The Weekday Ramble is a daily dose of sports, music, culture, and more from Rambling On founder Erik Ritland. For more information check us out on Reddit, Twitter, Facebook, or at our website.
Wednesday April 22, 2015
Some thoughts on youth participation in sports and video games. With a coda from a sports guru, 80s pop star Huey Lewis.
All in good fun
Although reports vary, studies show that Americans (and American males in particular) are playing more video games than ever. This isn’t surprising considering how huge of an industry it is. And, admittedly, how much cooler and more varied games have become. Statistics say that Americans spend an average of just over six hours a week playing video games, while a recent book claims that the number doubles for the average American male. This seems more accurate to me.
I’m a fan of relaxation and of having fun. Video games are a perfectly legitimate way to spend free time. It’s more satisfying if you do other things to earn that free time, whether working or creating or whatever, but that’s another story for another time.
The problem arises when gaming takes over a person’s life. This is true of any pastime, though. Many people spend hours a day sitting in front of the TV watching sports, pouring over their job, or doing any leisure activity that is meant for occasional consumption rather than revolving one’s life around.
Sports, sports, sports
Reports do not vary on the topic of youth participation in sports, however. The numbers are down and get lower every year.
There are many reasons for this. The main one that I see, though, is that kids have gotten lazier. It’s not just video games; in fact, it isn’t that predominately, although that’s a symptom. More detrimentally, nine times out of then they’d rather sit on the iPad that has been their babysitter their whole lives than get out and do something. They’d rather sit on the couch with a soda and watch football than actually play a sports. It’s a sad trend.
What can we do about it? Like with most things it starts with the individual. Ambition is a difficult thing but the more you have, and the more you get done, the better your life will be. You can choose to put the phone down. You can choose to go out and do something.
Another big problem is parenting. Parents need to encourage their kids to live balanced lives, lives that can include playing video games, watching sports, playing sports, and any other leisure activity, but should not be dominated by them.
After all, today’s kids are tomorrow’s world leaders. As scary of a thought as that is sometimes.
Words about sports from an expert

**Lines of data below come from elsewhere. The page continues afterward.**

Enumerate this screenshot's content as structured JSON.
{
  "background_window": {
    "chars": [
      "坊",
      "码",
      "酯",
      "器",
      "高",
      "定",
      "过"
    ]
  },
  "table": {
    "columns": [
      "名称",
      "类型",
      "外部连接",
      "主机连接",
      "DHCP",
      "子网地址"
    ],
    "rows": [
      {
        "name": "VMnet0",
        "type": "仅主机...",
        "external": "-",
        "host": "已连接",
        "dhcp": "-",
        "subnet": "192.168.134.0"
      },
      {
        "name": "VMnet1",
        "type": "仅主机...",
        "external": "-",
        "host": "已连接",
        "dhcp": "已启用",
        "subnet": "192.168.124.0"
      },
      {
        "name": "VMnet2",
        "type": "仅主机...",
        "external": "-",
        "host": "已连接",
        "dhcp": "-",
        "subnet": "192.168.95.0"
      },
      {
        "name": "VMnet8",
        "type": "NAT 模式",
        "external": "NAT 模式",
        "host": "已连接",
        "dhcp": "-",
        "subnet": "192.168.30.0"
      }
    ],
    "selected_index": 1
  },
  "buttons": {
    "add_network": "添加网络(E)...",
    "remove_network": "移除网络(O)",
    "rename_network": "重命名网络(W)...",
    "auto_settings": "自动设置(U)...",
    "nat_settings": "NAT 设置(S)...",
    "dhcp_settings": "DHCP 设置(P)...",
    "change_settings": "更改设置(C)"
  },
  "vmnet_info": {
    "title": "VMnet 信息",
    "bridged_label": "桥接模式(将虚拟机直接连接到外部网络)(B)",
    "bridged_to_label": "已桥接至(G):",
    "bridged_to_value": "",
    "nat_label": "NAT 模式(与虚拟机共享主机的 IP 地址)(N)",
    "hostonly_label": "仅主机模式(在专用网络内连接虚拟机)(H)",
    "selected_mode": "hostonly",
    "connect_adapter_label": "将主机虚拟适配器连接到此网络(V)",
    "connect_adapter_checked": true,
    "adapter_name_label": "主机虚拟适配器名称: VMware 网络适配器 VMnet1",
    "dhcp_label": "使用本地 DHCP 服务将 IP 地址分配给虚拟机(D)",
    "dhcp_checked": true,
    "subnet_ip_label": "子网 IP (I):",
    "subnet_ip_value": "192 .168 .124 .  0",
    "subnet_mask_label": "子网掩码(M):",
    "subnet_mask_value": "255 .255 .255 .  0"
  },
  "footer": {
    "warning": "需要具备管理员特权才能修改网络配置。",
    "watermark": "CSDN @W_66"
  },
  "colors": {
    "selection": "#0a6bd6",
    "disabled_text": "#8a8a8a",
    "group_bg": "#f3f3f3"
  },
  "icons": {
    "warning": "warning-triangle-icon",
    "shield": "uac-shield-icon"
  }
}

Erik Ritland is a writer and musician from St. Paul, Minnesota. His blog and podcast Rambling On features commentary on music, sports, culture, and more. He is also a contributor for Minnesota culture blog Curious North. Support Erik's music via his Patreon account, reach him via email, or find him on Facebook and Twitter.